Four quarterbacks were sacked a total of 11 times, including four times each for Young and Billy Volek, who was traded after the third preseason contest. Kerry Collins basically was handed the job when he was signed after the Volek deal.

Either Hasselbeck or Locker figures to win the job this year, which affords Hutchinson a certain sense of familiarity in otherwise new surroundings.

“It seems like my whole career we’ve had a couple guys battling,” he said. “… Those guys are both capable of playing. They’re both as professional as it gets. So they’re going to battle it out and whoever’s the best for this team is going to play and the other guy is going to back him up 100 percent.”

The number of offensive linemen available to protect both until that time, though, is a little unusual for the 34-year-old.

“I don’t know how that compares to other teams,” Hutchinson said. “I know, for instance, the last few years when I was in Minnesota we weren’t real deep. You always like to surround yourself with guys who can play, and to have a group like this, we’re pretty happy about it.

“I don’t know if it’s unusual or not, but it’s a good thing.” 


The Titans offensive linemen:


Michael Roos

6-7, 320

Eighth year

He has started every game since he entered the league as a second-round pick and was an All-Pro in 2008.

Mike Otto

6-5, 310

Fifth year

He has two career starts but been a regular special teams contributor and an occasional extra tight end the past three years.



Steve Hutchinson

6-5, 313

12th year

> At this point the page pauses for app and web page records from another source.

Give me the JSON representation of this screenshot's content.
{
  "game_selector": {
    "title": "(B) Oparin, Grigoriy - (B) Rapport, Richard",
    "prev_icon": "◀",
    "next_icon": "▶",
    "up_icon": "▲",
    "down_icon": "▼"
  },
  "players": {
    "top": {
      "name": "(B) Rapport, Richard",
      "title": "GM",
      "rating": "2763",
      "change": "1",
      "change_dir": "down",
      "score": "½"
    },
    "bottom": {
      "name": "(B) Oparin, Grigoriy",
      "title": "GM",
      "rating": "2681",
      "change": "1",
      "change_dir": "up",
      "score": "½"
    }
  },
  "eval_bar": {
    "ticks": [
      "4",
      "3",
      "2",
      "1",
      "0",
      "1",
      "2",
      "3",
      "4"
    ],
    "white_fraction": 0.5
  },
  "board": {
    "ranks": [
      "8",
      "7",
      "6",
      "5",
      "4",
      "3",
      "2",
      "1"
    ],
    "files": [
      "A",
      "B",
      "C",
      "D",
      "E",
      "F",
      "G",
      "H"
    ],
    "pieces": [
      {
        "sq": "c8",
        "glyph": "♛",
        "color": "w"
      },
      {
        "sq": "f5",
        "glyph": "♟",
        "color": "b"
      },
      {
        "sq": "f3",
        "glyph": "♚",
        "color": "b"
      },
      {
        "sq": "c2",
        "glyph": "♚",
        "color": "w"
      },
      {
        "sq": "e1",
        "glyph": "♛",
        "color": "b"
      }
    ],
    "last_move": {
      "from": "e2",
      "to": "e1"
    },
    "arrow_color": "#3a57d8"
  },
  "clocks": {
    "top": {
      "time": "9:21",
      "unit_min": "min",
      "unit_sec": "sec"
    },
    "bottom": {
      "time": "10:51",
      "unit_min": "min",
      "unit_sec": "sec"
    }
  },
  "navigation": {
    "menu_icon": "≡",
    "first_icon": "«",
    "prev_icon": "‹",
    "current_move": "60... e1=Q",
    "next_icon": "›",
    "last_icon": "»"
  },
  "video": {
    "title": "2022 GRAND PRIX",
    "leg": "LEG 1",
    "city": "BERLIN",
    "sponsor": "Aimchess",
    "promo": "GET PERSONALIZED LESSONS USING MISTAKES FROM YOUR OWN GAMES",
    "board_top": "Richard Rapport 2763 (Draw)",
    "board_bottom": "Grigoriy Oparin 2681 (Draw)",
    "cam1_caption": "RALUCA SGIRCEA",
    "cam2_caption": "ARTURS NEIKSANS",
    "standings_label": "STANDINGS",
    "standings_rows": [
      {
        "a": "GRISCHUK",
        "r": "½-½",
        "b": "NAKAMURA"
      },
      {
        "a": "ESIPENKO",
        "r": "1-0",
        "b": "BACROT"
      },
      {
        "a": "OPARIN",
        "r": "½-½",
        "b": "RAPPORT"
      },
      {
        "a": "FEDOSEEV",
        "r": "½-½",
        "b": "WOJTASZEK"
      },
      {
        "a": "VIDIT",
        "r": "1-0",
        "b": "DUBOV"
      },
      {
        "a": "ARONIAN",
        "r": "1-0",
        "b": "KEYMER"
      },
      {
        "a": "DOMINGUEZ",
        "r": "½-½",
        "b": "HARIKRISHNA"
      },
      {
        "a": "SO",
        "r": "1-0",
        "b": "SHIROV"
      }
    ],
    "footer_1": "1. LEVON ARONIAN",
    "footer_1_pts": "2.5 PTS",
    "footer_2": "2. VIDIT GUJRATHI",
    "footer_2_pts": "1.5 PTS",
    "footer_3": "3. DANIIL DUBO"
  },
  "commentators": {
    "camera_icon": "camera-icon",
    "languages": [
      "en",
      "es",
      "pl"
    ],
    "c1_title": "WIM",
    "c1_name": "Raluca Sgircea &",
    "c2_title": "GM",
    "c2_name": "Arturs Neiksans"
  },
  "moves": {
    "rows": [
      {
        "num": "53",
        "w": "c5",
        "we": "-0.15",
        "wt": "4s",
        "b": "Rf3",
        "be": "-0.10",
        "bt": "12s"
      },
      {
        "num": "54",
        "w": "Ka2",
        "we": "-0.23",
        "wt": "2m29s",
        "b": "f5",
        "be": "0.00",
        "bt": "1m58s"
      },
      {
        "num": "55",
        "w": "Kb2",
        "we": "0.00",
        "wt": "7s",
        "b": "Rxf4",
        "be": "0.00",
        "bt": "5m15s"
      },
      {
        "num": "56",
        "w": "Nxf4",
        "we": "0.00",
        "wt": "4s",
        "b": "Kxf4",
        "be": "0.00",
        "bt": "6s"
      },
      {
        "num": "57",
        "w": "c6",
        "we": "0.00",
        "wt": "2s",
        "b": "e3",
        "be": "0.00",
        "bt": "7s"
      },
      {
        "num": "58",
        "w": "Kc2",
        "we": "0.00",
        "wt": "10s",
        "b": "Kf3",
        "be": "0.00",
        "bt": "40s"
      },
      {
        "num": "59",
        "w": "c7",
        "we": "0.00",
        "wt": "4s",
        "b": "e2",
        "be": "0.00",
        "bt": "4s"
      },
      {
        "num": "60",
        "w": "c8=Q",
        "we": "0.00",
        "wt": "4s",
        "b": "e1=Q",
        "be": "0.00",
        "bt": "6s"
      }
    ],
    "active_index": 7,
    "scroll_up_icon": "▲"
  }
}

He was waived by Minnesota due to salary concerns but has been to seven Pro Bowls and has been an All-Pro five times.

Ryan Durand

6-5, 301

Second year

He has appeared in just one game and has spent two full seasons (2009 and 2011) on the practice squad since being drafted in the seventh round in 2009.



Eugene Amano

6-3, 300

Ninth year

He has missed just four games in his career and has been a starter — at two different spots — for the past four years. However, an arm injury sustained in practice last week will cause him to miss the entire 2012 season,

Kevin Matthews

6-3, 302

Second year

He spent most of 2010 on the practice squad but played three games, with one start, late that season.



Leroy Harris

6-3, 303

Sixth year

He was the starter at left guard each of the last two years and has played in 62 of 64 contests over the past four.

Fernando Velasco

6-4, 312

Third year

He spent almost two full years on the practice squad and has appeared in every game, with three starts, the past two years.



David Stewart

6-7, 315

Eighth year

He has been the starting right tackle in all 92 games he’s played in his career, beginning in 2006.

Troy Kropog

6-6, 308

Third year

He made six appearances in 2009 and 2010 but spent all of last season on the practice squad.



Byron Stingly

6-5, 313

Second year

He was a healthy scratch for all 16 games last season after being drafted in the sixth round out of Louisville.

Kyle DeVan

6-2, 306

Fourth year

He has been with five teams and has played 36 games, with 25 starts, since he entered the league undrafted in 2008.